Exchanges in Europe recorded their highest cash equities turnover levels of 2009 in September, posting a 19.5% month-on-month increase, while multilateral trading facilities’ (MTFs) market share dipped slowly as overall activity rebounded.
According to figures from data vendor Thomson Reuters, turnover across European trading venues rocketed to €742 billion last month, compared with €598 billion in August 2009, the biggest increase since September 2008 when the fallout from the Lehman Brothers’ collapse sent equity trading through the roof. This year’s previous highest monthly turnover was recorded in June, when just over €630 billion was traded in Europe.
And although MTFs’ collective share of European equity trading fell slightly, to 18.75% in September from 19.57% in August, they continue to gain ground in London. Thomson Reuters data gives the London Stock Exchange (LSE) just 61.2% of trading in FTSE 100 stocks in September, compared with 63.28% in August. Moreover, the LSE’s market share has been below 60% every day so far this week. On 7 October, for example, the LSE claimed 57% of UK blue-chip activity, compared with Chi-X’s 23.8%.
The overall increase in European trading activity was felt by both MTFs and primary exchanges. Chi-X Europe reported its third best month since its launch in 2007, posting an 18% month-on-month increase in turnover to €86 billion. By comparison, Deutsche Börse traded €92.8 billion of equities in September, up from €73.9 billion in August, while the LSE recorded a 10% month-on-month increase in its average daily value traded to £4.4 billion from £4 billion in August.
These gains parallel a prolonged rise in European index values. For example, the FTSE 100 index finished September at 5,133.90 having started the month at 4,908.90, while France’s CAC 40 blue-chip index ended September at 3795.41 up from 3583.44 at the end of August.
Despite turnover sharp gains in September, any talk of a complete market recovery may be too soon.
“There is typically less market activity in the summer months of July and August, and although the sharp increases in September value traded are encouraging, overall equity trading flow remains substantially below pre-crisis levels,” said Richard Perrott, analyst at Sanford C. Bernstein. “In the near term, market comparisons versus last year remain difficult, but trading activity appears to have bottomed out in 2009, and I would expect activity to increase moderately from these levels.”
From January 2008 to July 2008, before the financial crisis took hold, the average monthly turnover of European equity trading was €1.047 trillion, according to the Thomson Reuters data. In the same period in 2009, average monthly turnover across Europe has been €596 billion.
Although it slumped to its lowest level of European market share (16.2%) in September since the introduction of MiFID in November 2007, the LSE remained the Europe’s largest exchange by turnover.
The LSE’s loss of market share in September can be attributed in part to a pricing promotion by MTF BATS Europe, which paid users a net rebate for trading UK stocks using a 50:50 passive/aggressive strategy.

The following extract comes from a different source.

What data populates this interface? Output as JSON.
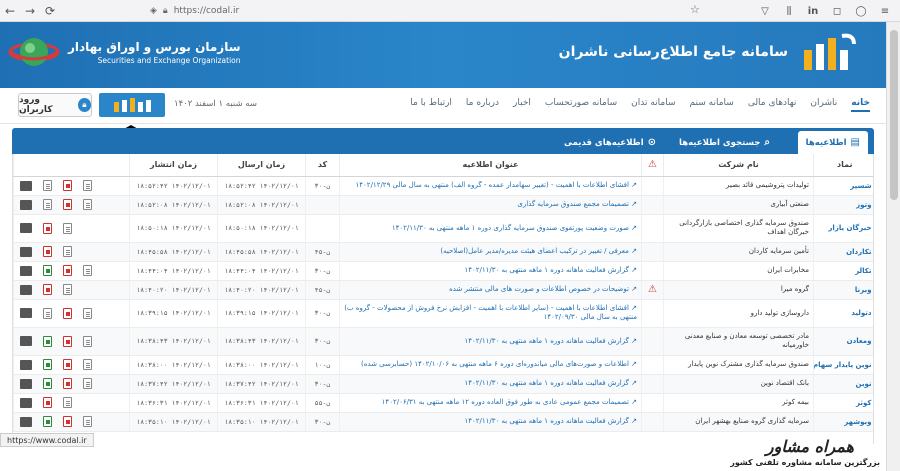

According to the latest European Liquidity Report from Citi, the LSE lost 1.3% of its FTSE 100 market share in September, while BATS made a 2.7% gain. LSE CEO Xavier Rolet also introduced a new pricing scheme at the start of September, which scrapped the maker-taker structure implemented in September 2008, a move that may have detracted some high-frequency firms trading on the exchange.
Pressure on the LSE’s market share may increase as Hungarian-based trading venue Quote MTF begins its UK stock rollout this Friday. However, the possible purchase of rival trading venue Turquoise announced last week, may help stall recent trends as the LSE embarks on longer-term initiatives to recapture market share.
Thomson Reuters’ figures comprise on-order book activity, dark trades and auction trades and include data from 42 exchanges, dark pools and MTFs across the European Union and Switzerland.